Friday, August 1, 2008

LRVs Without Overhead Wires?

Bombardier's "MITRAC Energy Saver" consists of an supercapacitor bank and associated electronic. Its primary use is to recover energy from braking, but Bombardier claims that 1 km of acceleration is possible.

The weakness of this technology is its low voltage. According to the product information, it runs at 750 volts. To get, say, 10 km of acceleration, the voltage has to increase to 7,500 volts. It is unclear from Bombadier's website how much charge is stored. Still, the supercapacitors have to have about 10 times greater voltage, or be 1/10th of the size of the current ones to store this much charge.

Thus, we can conclude that this technology is unripe.

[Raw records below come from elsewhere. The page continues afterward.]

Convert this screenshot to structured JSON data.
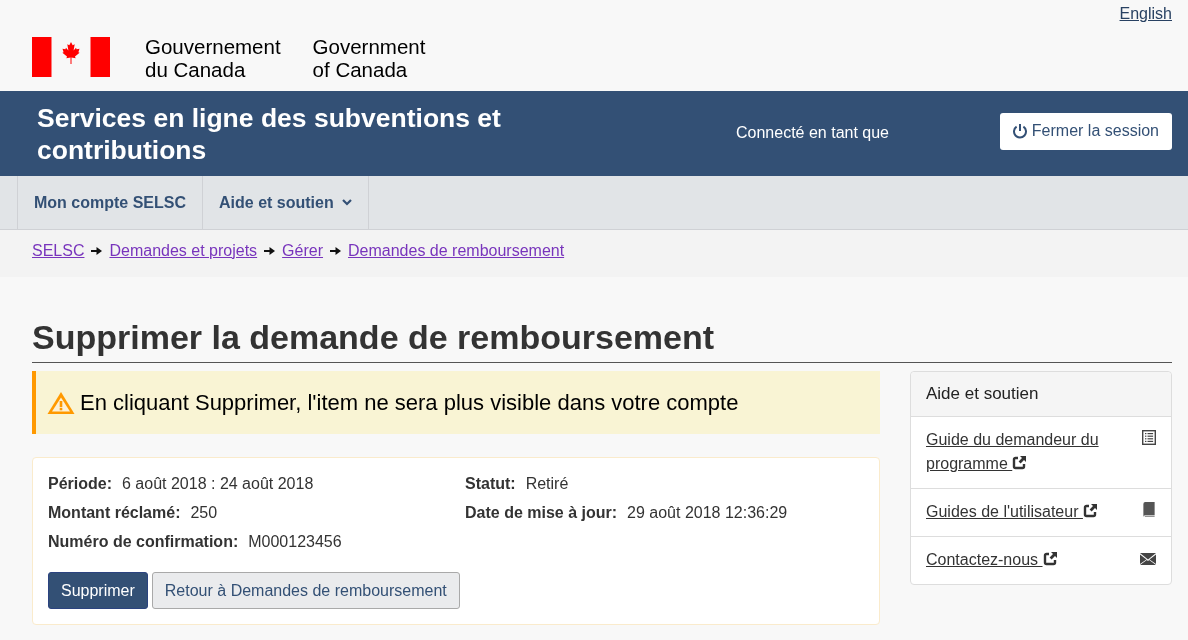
{
  "language_link": "English",
  "signature": [
    {
      "lines": [
        "Gouvernement",
        "du Canada"
      ]
    },
    {
      "lines": [
        "Government",
        "of Canada"
      ]
    }
  ],
  "banner": {
    "title": "Services en ligne des subventions et contributions",
    "signed_in_label": "Connecté en tant que",
    "sign_out_button": "Fermer la session"
  },
  "menu": [
    {
      "label": "Mon compte SELSC",
      "kind": "link"
    },
    {
      "label": "Aide et soutien",
      "kind": "dropdown"
    }
  ],
  "breadcrumb": [
    "SELSC",
    "Demandes et projets",
    "Gérer",
    "Demandes de remboursement"
  ],
  "page_title": "Supprimer la demande de remboursement",
  "warning": "En cliquant Supprimer, l'item ne sera plus visible dans votre compte",
  "details": {
    "left": [
      {
        "label": "Période:",
        "value": "6 août 2018 : 24 août 2018"
      },
      {
        "label": "Montant réclamé:",
        "value": "250"
      },
      {
        "label": "Numéro de confirmation:",
        "value": "M000123456"
      }
    ],
    "right": [
      {
        "label": "Statut:",
        "value": "Retiré"
      },
      {
        "label": "Date de mise à jour:",
        "value": "29 août 2018 12:36:29"
      }
    ]
  },
  "buttons": [
    {
      "label": "Supprimer",
      "kind": "primary"
    },
    {
      "label": "Retour à Demandes de remboursement",
      "kind": "default"
    }
  ],
  "sidebar": {
    "title": "Aide et soutien",
    "links": [
      {
        "label": "Guide du demandeur du programme",
        "kind": "document"
      },
      {
        "label": "Guides de l'utilisateur",
        "kind": "book"
      },
      {
        "label": "Contactez-nous",
        "kind": "email"
      }
    ]
  }
}
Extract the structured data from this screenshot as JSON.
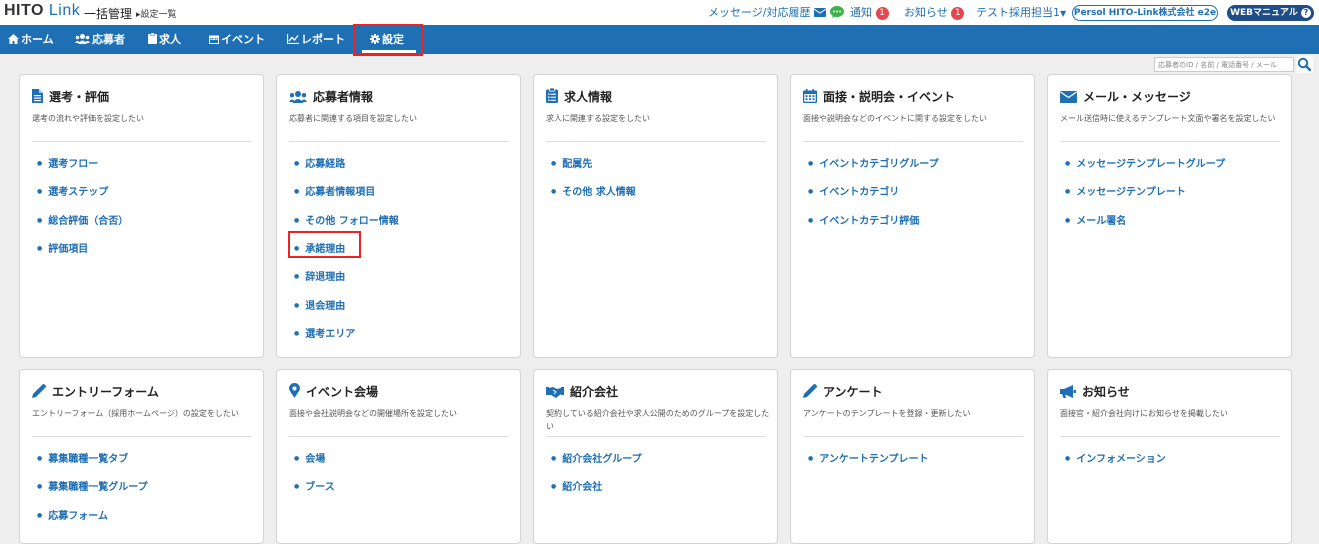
{
  "header": {
    "logo_main": "HITO",
    "logo_sub": "Link",
    "page_title": "一括管理",
    "breadcrumb": "設定一覧",
    "message_link": "メッセージ/対応履歴",
    "notification": "通知",
    "notification_count": "1",
    "news": "お知らせ",
    "news_count": "1",
    "user": "テスト採用担当1",
    "company": "Persol HITO-Link株式会社 e2e",
    "manual": "WEBマニュアル"
  },
  "nav": {
    "home": "ホーム",
    "applicants": "応募者",
    "jobs": "求人",
    "events": "イベント",
    "reports": "レポート",
    "settings": "設定",
    "search_placeholder": "応募者のID / 名前 / 電話番号 / メール"
  },
  "cards": [
    {
      "title": "選考・評価",
      "desc": "選考の流れや評価を設定したい",
      "links": [
        "選考フロー",
        "選考ステップ",
        "総合評価（合否）",
        "評価項目"
      ]
    },
    {
      "title": "応募者情報",
      "desc": "応募者に関連する項目を設定したい",
      "links": [
        "応募経路",
        "応募者情報項目",
        "その他 フォロー情報",
        "承諾理由",
        "辞退理由",
        "退会理由",
        "選考エリア"
      ]
    },
    {
      "title": "求人情報",
      "desc": "求人に関連する設定をしたい",
      "links": [
        "配属先",
        "その他 求人情報"
      ]
    },
    {
      "title": "面接・説明会・イベント",
      "desc": "面接や説明会などのイベントに関する設定をしたい",
      "links": [
        "イベントカテゴリグループ",
        "イベントカテゴリ",
        "イベントカテゴリ評価"
      ]
    },
    {
      "title": "メール・メッセージ",
      "desc": "メール送信時に使えるテンプレート文面や署名を設定したい",
      "links": [
        "メッセージテンプレートグループ",
        "メッセージテンプレート",
        "メール署名"
      ]
    },
    {
      "title": "エントリーフォーム",
      "desc": "エントリーフォーム（採用ホームページ）の設定をしたい",
      "links": [
        "募集職種一覧タブ",
        "募集職種一覧グループ",
        "応募フォーム"
      ]
    },
    {
      "title": "イベント会場",
      "desc": "面接や会社説明会などの開催場所を設定したい",
      "links": [
        "会場",
        "ブース"
      ]
    },
    {
      "title": "紹介会社",
      "desc": "契約している紹介会社や求人公開のためのグループを設定したい",
      "links": [
        "紹介会社グループ",
        "紹介会社"
      ]
    },
    {
      "title": "アンケート",
      "desc": "アンケートのテンプレートを登録・更新したい",
      "links": [
        "アンケートテンプレート"
      ]
    },
    {
      "title": "お知らせ",
      "desc": "面接官・紹介会社向けにお知らせを掲載したい",
      "links": [
        "インフォメーション"
      ]
    }
  ],
  "icons": {
    "card_icons": [
      "document-icon",
      "users-icon",
      "clipboard-list-icon",
      "calendar-icon",
      "envelope-icon",
      "pencil-icon",
      "map-marker-icon",
      "handshake-icon",
      "pencil-icon",
      "megaphone-icon"
    ]
  },
  "colors": {
    "primary": "#1f6fb4",
    "highlight": "#e22222",
    "badge": "#e4474d"
  }
}
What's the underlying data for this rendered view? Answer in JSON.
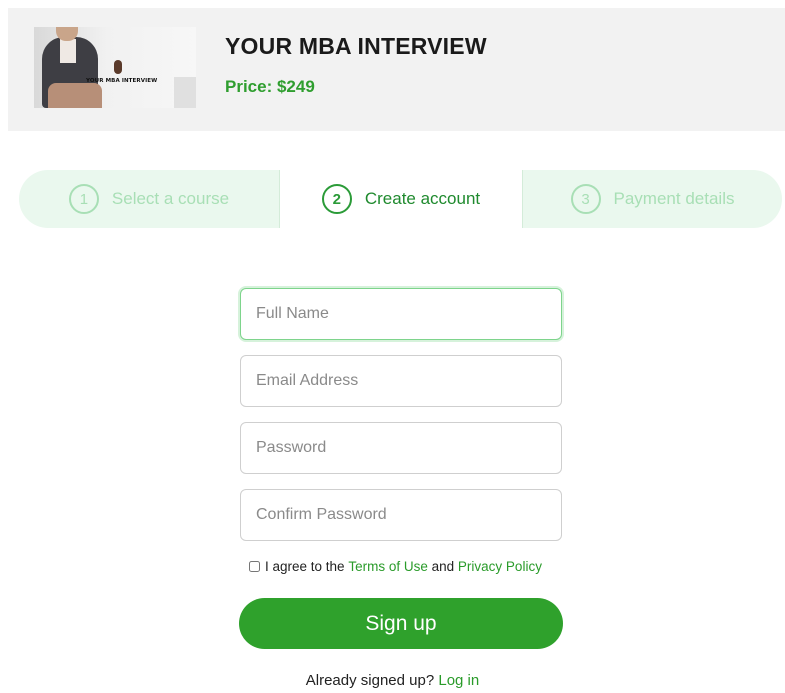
{
  "course": {
    "title": "YOUR MBA INTERVIEW",
    "price": "Price: $249",
    "thumbnail_logo_text": "YOUR MBA INTERVIEW"
  },
  "steps": [
    {
      "number": "1",
      "label": "Select a course",
      "state": "inactive"
    },
    {
      "number": "2",
      "label": "Create account",
      "state": "active"
    },
    {
      "number": "3",
      "label": "Payment details",
      "state": "inactive"
    }
  ],
  "form": {
    "full_name": {
      "placeholder": "Full Name",
      "value": ""
    },
    "email": {
      "placeholder": "Email Address",
      "value": ""
    },
    "password": {
      "placeholder": "Password",
      "value": ""
    },
    "confirm_password": {
      "placeholder": "Confirm Password",
      "value": ""
    },
    "agree": {
      "checked": false,
      "prefix": "I agree to the",
      "terms_link": "Terms of Use",
      "conjunction": "and",
      "privacy_link": "Privacy Policy"
    },
    "submit_label": "Sign up"
  },
  "login": {
    "prompt": "Already signed up?",
    "link": "Log in"
  },
  "colors": {
    "accent_green": "#2fa12c",
    "link_green": "#2a9b2a",
    "steps_background": "#eaf8ee",
    "header_background": "#f2f2f2"
  }
}
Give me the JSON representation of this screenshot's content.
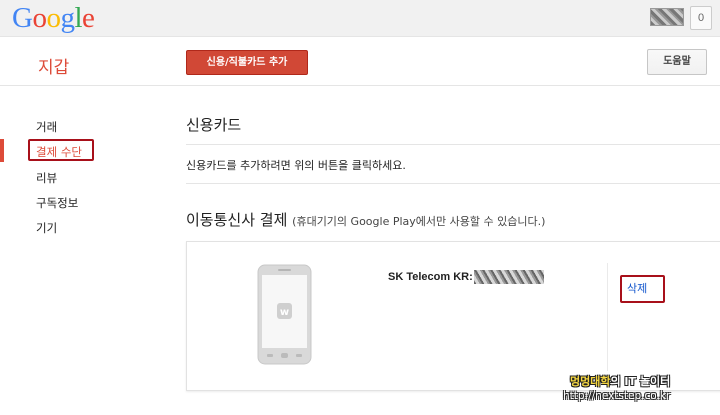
{
  "header": {
    "logo_letters": [
      {
        "ch": "G",
        "color": "#4285f4"
      },
      {
        "ch": "o",
        "color": "#ea4335"
      },
      {
        "ch": "o",
        "color": "#fbbc05"
      },
      {
        "ch": "g",
        "color": "#4285f4"
      },
      {
        "ch": "l",
        "color": "#34a853"
      },
      {
        "ch": "e",
        "color": "#ea4335"
      }
    ],
    "notification_count": "0"
  },
  "subheader": {
    "title": "지갑",
    "add_card_button": "신용/직불카드 추가",
    "help_button": "도움말"
  },
  "sidebar": {
    "items": [
      {
        "label": "거래",
        "active": false
      },
      {
        "label": "결제 수단",
        "active": true
      },
      {
        "label": "리뷰",
        "active": false
      },
      {
        "label": "구독정보",
        "active": false
      },
      {
        "label": "기기",
        "active": false
      }
    ]
  },
  "credit_card_section": {
    "title": "신용카드",
    "help_text": "신용카드를 추가하려면 위의 버튼을 클릭하세요."
  },
  "carrier_section": {
    "title": "이동통신사 결제",
    "note": "(휴대기기의 Google Play에서만 사용할 수 있습니다.)",
    "carrier_label": "SK Telecom KR:",
    "delete_link": "삭제"
  },
  "watermark": {
    "line1_a": "멍멍대학",
    "line1_b": "의 IT 놀이터",
    "line2": "http://nextstep.co.kr"
  },
  "colors": {
    "accent_red": "#dd4b39",
    "button_red": "#d14836",
    "link_blue": "#1155cc",
    "highlight_box": "#a8101a"
  }
}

So, what does this have to do with anything? I've been following the talk about light rail lines in Washington, DC. It seems that the Congress has long forbidden overhead wires on streets. Getting power from a third rail using either the old conduit track technology or the new technology in Bordeaux is impractical. So, the way to get streetcars running is to charge them at stations. Right now, this appears impractical. But, improvements in battery and supercapacitor technologies may make this feasible within 5 years. So, all of you who like to dream up light rail systems should think in terms of having chargers at terminals and stations, with Shanghai-like charging "umbrellas".

1 comment:

njh said...

Energy stored in a capacitor is CV^2/2, so to gain 10 times the energy you only need to raise the voltage by sqrt(10) = 3.2 times (or increase the capacitance by a factor of 10).

In any case it's irrelevant, because the stored energy goes as the mass or volume of the capacitors which ever route you take.

Personally I have no issue with overhead wires, and prefer that to particulates from rubber and diesel. 1km seems a pretty reasonable stretch between 'drinks' to me anyway.